ATLANTA, G.A, August x, 2022 — The non-profit organization Stop HIV Atlanta provides queer-centric and no-judgment resources to mitigate the HIV crisis in Atlanta. As a part of its sex-positive and accessible mission to arm at-risk individuals with resources, Stop HIV Atlanta seeks to deliver information that may aid those experiencing the symptoms of a monkeypox diagnosis. Because there are currently no approved treatments specifically for monkeypox, home remedies may help alleviate some of the symptoms of an infection.

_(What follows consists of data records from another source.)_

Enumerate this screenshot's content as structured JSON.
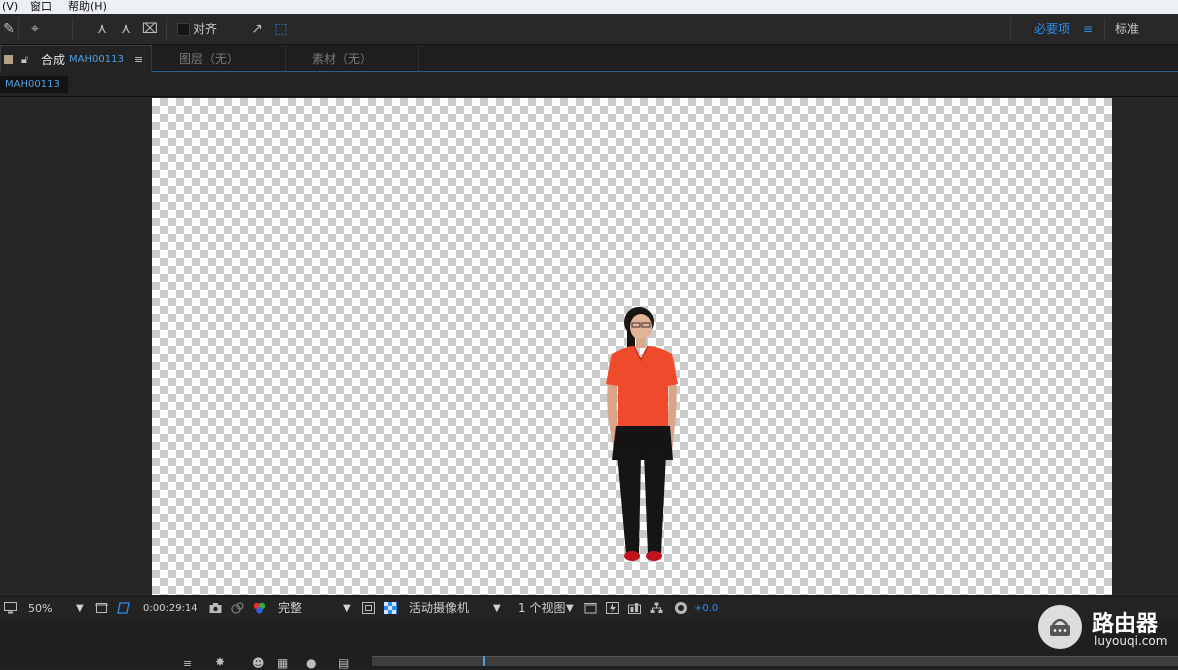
{
  "menu": {
    "view": "(V)",
    "window": "窗口",
    "help": "帮助(H)"
  },
  "toolbar": {
    "snap_label": "对齐"
  },
  "workspace": {
    "active": "必要项",
    "menu_icon": "≡",
    "standard": "标准"
  },
  "panel_tabs": {
    "comp_label": "合成",
    "comp_name": "MAH00113",
    "menu_icon": "≡",
    "layer": "图层（无）",
    "footage": "素材（无）"
  },
  "comp_tab": "MAH00113",
  "viewer_controls": {
    "zoom": "50%",
    "timecode": "0:00:29:14",
    "resolution": "完整",
    "camera": "活动摄像机",
    "views": "1 个视图",
    "exposure": "+0.0"
  },
  "watermark": {
    "title": "路由器",
    "url": "luyouqi.com"
  },
  "colors": {
    "accent": "#2d8ceb",
    "shirt": "#f04a2c",
    "pants": "#151515",
    "shoes": "#c0141c"
  }
}
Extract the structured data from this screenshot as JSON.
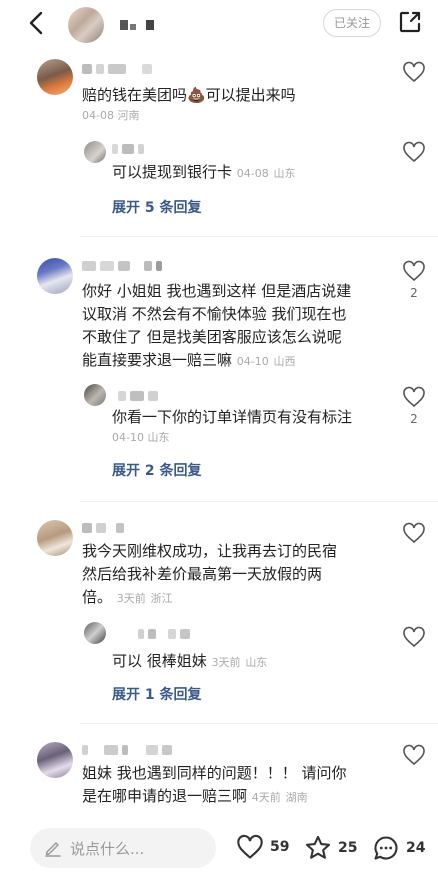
{
  "header": {
    "follow_label": "已关注"
  },
  "comments": [
    {
      "text": "赔的钱在美团吗💩可以提出来吗",
      "date": "04-08",
      "region": "河南",
      "reply": {
        "text": "可以提现到银行卡",
        "date": "04-08",
        "region": "山东"
      },
      "expand": "展开 5 条回复"
    },
    {
      "text_lines": [
        "你好 小姐姐 我也遇到这样 但是酒店说建",
        "议取消 不然会有不愉快体验 我们现在也",
        "不敢住了 但是找美团客服应该怎么说呢",
        "能直接要求退一赔三嘛"
      ],
      "date": "04-10",
      "region": "山西",
      "likes": "2",
      "reply": {
        "text": "你看一下你的订单详情页有没有标注",
        "date": "04-10",
        "region": "山东",
        "likes": "2"
      },
      "expand": "展开 2 条回复"
    },
    {
      "text_lines": [
        "我今天刚维权成功，让我再去订的民宿",
        "然后给我补差价最高第一天放假的两",
        "倍。"
      ],
      "date": "3天前",
      "region": "浙江",
      "reply": {
        "text": "可以 很棒姐妹",
        "date": "3天前",
        "region": "山东"
      },
      "expand": "展开 1 条回复"
    },
    {
      "text_lines": [
        "姐妹 我也遇到同样的问题！！！ 请问你",
        "是在哪申请的退一赔三啊"
      ],
      "date": "4天前",
      "region": "湖南"
    }
  ],
  "bottom": {
    "placeholder": "说点什么...",
    "likes": "59",
    "stars": "25",
    "comments": "24"
  }
}
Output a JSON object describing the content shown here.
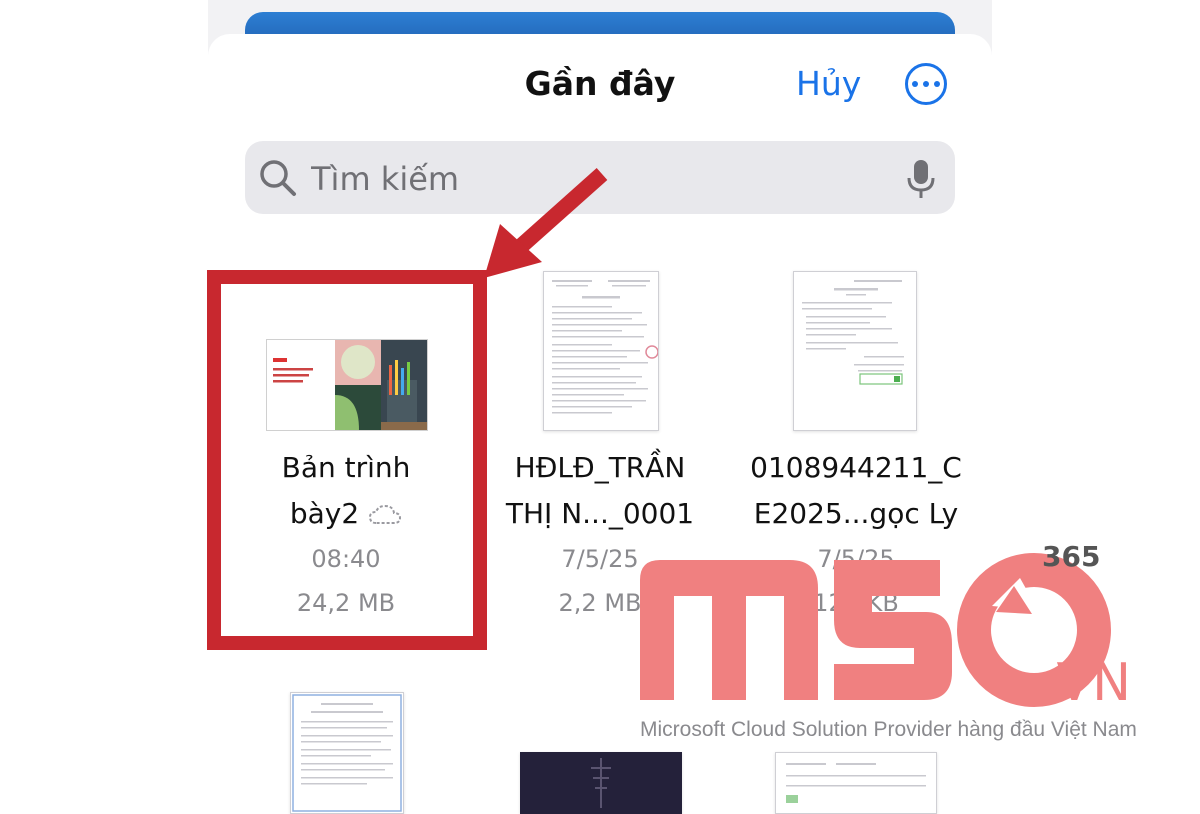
{
  "header": {
    "title": "Gần đây",
    "cancel_label": "Hủy"
  },
  "search": {
    "placeholder": "Tìm kiếm"
  },
  "files": [
    {
      "name_line1": "Bản trình",
      "name_line2": "bày2",
      "time": "08:40",
      "size": "24,2 MB",
      "cloud_icon": "cloud-download-icon"
    },
    {
      "name_line1": "HĐLĐ_TRẦN",
      "name_line2": "THỊ N..._0001",
      "time": "7/5/25",
      "size": "2,2 MB"
    },
    {
      "name_line1": "0108944211_C",
      "name_line2": "E2025...gọc Ly",
      "time": "7/5/25",
      "size": "128 KB"
    }
  ],
  "watermark": {
    "logo_text": "MSO",
    "domain_suffix": ".VN",
    "superscript": "365",
    "tagline": "Microsoft Cloud Solution Provider hàng đầu Việt Nam"
  },
  "colors": {
    "accent": "#1a73e8",
    "highlight": "#c8282f",
    "watermark": "#f08080"
  }
}
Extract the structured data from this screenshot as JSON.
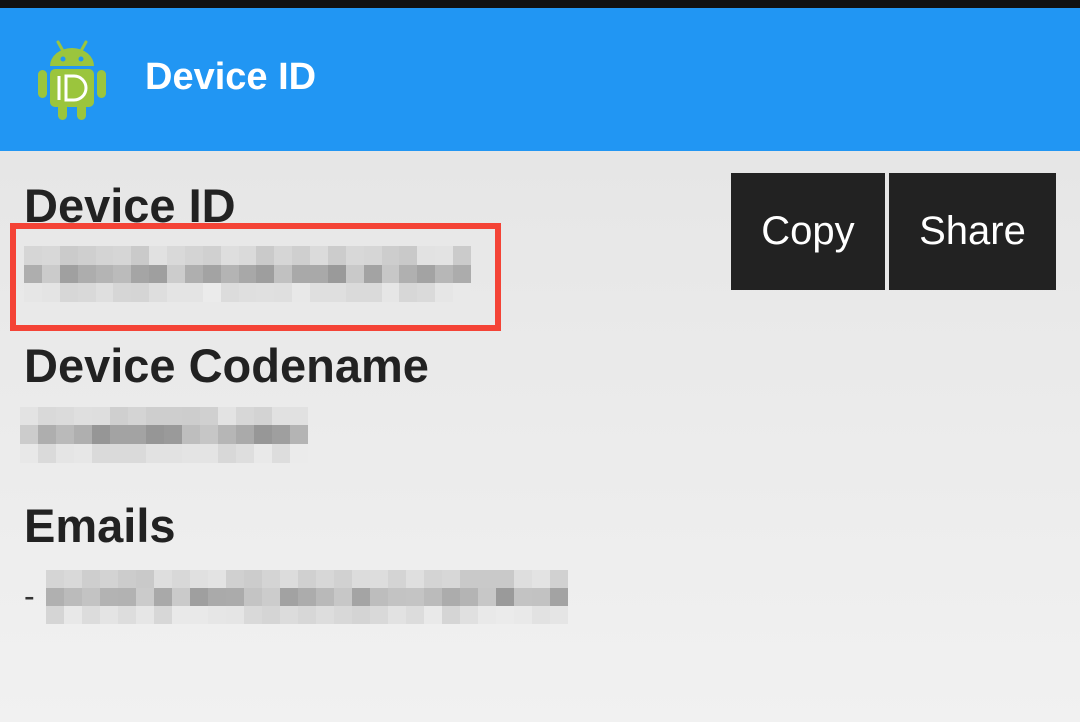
{
  "app": {
    "title": "Device ID",
    "icon": "android-id-icon",
    "bar_color": "#2196f3"
  },
  "sections": {
    "device_id": {
      "label": "Device ID"
    },
    "device_codename": {
      "label": "Device Codename"
    },
    "emails": {
      "label": "Emails",
      "bullet": "-"
    }
  },
  "actions": {
    "copy_label": "Copy",
    "share_label": "Share"
  },
  "colors": {
    "highlight": "#f44336",
    "button_bg": "#222222"
  }
}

Stop HIV Atlanta aims to deliver the most current information about monkeypox and the methods to alleviate discomfort. However, we recommend speaking to a physician or medical professional, if possible, for medical advice. We also recommend getting vaccinated against monkeypox if you are eligible. Medical professionals may also be able to prescribe antiviral medication if necessary. Please use caution and discretion when employing home remedies. If your symptoms worsen or you develop unusual symptoms (such as trouble breathing or seizures), please seek immediate medical attention.
Read below to learn more about accessible ways those who have tested positive can minimize symptoms and alleviate discomfort.
Relieving Flu-Like Symptoms
A monkeypox infection can cause common flu-like symptoms, such as headaches, chills, muscle aches, and more. These symptoms can be treated through self-care methods and over-the-counter medication.
Staying home, resting, hydrating, and sleeping can help alleviate symptoms such as fatigue and fevers. Additionally, warm baths can help release the tension created by muscle aches.
If you are not allergic to any of the ingredients listed on common pain relievers and fever reducers, OTC medications can help manage symptoms such as headaches, muscle aches, and fevers. Two of these medications are ibuprofen and acetaminophen.
Relieving Rash, Lesion, and Scab Discomfort
Rashes, lesions, and scabs due to a monkeypox infection can be uncomfortable and painful. They go through different stages of healing, from bumps and pus-filled blisters to scabs. Direct contact with these rashes is one of the major ways of transmitting the monkeypox virus, so you should isolate or limit your contact with others to minimize the risk of infecting others.
These scabs can lead to major discomfort, but there are ways to relieve the pain. You can soak in a warm bath with colloidal oatmeal for some relief. Another way to protect yourself and others is to cover the lesions with some bandages or gauzes. If covering them is not uncomfortable, protecting your lesions with a bandage can prevent them from popping, getting hurt, or overall exposure. Since there may be several parts of your body with rashes, you can choose which areas to prioritize.
About Stop HIV Atlanta:
Stop HIV Atlanta is a non-profit organization offering educational resources to prevent the propagation of HIV in disproportionately affected communities. We provide inclusive, zero-judgment information and resources to those seeking access to HIV services in Fulton, Gwinnett, DeKalb, and Cobb Counties. The testing, prevention (PrEP), and treatment resources we refer to interested parties are always confidential and secure. Learn more about our mission and services by visiting www.stophivatl.org or emailing us at [email protected]